— The problem —
Every line below that holds the word "swap" must be listed.
[[ Data shown open ]]
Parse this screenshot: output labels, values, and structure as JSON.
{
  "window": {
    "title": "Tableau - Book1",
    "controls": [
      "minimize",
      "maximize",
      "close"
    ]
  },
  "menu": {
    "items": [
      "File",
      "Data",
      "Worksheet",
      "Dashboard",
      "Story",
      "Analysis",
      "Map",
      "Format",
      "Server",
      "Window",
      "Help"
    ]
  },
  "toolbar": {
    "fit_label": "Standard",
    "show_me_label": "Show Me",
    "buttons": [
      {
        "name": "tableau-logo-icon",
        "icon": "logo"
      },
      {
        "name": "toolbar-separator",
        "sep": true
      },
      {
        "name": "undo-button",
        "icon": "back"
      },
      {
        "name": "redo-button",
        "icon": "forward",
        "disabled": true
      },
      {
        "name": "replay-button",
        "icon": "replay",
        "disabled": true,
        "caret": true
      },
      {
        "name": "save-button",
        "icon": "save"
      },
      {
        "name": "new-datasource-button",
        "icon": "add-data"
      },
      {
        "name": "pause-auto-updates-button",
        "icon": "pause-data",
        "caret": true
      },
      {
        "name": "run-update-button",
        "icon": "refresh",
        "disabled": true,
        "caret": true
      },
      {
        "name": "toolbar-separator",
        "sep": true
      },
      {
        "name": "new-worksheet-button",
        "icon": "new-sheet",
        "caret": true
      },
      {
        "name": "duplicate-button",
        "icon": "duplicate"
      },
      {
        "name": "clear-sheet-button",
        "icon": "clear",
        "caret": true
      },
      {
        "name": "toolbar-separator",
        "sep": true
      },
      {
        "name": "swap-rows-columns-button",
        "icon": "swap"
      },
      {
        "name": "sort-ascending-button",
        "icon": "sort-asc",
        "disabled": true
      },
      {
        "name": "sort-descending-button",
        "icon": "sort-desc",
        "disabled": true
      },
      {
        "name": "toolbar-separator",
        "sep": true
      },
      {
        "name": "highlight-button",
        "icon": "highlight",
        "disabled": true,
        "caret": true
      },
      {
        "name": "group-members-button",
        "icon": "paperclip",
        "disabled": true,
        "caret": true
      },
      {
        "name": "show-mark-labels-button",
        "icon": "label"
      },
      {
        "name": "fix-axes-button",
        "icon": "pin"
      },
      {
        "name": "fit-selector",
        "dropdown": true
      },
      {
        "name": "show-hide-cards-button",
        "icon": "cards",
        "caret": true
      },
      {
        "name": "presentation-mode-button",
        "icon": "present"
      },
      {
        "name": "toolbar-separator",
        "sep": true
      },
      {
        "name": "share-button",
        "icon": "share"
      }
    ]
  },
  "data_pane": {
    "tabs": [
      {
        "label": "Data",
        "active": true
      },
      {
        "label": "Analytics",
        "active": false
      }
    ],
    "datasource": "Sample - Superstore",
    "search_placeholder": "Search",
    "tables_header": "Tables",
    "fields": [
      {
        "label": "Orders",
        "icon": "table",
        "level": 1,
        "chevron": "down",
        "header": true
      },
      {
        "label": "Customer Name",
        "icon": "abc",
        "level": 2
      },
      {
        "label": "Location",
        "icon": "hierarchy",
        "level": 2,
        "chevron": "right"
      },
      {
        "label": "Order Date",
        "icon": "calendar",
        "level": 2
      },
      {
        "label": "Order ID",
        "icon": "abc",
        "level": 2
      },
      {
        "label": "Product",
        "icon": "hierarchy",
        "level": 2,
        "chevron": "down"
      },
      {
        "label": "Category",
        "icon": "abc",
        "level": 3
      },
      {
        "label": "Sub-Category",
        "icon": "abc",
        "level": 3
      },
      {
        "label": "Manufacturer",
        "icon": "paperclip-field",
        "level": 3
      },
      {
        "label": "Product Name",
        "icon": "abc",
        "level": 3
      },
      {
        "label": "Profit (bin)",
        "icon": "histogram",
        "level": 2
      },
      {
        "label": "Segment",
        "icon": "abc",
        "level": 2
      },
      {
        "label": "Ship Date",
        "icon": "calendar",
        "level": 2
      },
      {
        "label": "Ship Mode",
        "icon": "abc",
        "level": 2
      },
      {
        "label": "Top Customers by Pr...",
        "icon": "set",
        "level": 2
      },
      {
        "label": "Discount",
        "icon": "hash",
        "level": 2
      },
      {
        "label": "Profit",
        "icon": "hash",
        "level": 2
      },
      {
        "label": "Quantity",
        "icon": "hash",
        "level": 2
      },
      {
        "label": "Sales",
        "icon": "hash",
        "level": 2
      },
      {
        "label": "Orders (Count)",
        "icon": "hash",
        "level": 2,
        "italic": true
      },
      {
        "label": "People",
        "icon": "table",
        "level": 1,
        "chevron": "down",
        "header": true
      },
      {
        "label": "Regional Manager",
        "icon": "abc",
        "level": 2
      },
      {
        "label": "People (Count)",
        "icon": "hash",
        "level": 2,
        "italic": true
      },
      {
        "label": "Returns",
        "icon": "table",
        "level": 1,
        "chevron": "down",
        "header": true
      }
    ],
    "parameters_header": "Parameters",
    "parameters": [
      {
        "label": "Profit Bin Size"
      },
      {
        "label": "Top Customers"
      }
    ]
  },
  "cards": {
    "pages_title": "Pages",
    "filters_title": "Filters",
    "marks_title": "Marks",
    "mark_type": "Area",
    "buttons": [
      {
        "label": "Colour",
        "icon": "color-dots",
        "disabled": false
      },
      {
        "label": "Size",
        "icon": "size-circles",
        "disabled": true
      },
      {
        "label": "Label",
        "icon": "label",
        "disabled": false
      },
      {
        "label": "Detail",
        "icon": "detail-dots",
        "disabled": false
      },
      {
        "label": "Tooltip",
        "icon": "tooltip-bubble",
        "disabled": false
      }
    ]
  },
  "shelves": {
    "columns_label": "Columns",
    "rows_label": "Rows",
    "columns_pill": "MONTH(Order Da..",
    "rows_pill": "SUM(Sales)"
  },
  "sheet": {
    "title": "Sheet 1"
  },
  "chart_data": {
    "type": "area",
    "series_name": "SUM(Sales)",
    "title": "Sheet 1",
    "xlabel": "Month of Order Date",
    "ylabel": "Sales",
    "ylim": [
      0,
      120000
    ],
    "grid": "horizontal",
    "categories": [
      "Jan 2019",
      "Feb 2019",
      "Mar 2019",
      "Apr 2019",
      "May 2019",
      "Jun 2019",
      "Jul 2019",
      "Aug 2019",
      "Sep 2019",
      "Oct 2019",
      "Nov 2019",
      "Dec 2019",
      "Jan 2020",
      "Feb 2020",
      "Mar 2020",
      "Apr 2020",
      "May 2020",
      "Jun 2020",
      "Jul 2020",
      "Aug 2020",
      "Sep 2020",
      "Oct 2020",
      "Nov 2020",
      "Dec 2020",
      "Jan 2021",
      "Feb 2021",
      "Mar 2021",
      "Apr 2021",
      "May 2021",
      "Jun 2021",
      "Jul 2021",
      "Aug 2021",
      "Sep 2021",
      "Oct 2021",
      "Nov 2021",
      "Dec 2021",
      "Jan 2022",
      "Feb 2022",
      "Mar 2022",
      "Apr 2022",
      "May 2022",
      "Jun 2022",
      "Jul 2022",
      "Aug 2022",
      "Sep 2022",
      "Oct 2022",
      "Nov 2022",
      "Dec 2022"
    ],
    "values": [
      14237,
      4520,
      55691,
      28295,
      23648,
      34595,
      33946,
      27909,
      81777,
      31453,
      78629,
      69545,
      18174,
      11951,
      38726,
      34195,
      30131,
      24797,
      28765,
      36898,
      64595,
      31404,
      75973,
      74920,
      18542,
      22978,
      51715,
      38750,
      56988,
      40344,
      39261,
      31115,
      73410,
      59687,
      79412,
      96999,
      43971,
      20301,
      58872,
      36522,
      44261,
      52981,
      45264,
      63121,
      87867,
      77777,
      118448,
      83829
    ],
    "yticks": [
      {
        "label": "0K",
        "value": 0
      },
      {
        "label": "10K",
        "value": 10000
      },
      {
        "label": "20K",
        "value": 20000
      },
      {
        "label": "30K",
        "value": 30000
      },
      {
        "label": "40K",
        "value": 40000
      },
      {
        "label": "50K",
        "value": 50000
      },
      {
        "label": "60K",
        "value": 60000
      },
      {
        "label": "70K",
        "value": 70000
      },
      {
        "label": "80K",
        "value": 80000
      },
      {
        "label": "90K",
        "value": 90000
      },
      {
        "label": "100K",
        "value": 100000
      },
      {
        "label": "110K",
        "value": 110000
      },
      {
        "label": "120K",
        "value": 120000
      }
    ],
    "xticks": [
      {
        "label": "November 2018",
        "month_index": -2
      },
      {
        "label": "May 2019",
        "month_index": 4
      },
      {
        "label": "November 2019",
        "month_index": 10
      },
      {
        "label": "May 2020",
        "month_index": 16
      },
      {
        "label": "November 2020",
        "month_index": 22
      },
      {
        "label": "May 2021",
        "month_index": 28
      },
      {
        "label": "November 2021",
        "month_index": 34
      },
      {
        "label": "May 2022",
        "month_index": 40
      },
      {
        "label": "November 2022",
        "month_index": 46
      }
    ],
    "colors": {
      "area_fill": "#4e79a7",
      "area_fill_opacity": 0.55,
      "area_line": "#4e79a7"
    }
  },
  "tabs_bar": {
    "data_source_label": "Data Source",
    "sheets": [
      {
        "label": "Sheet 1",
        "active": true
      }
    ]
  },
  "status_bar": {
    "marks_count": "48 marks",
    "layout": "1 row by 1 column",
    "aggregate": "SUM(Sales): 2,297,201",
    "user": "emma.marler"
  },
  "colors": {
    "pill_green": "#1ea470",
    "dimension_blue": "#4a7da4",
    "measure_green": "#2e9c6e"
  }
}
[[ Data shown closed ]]
— Response —
        "name": "swap-rows-columns-button",
        "icon": "swap"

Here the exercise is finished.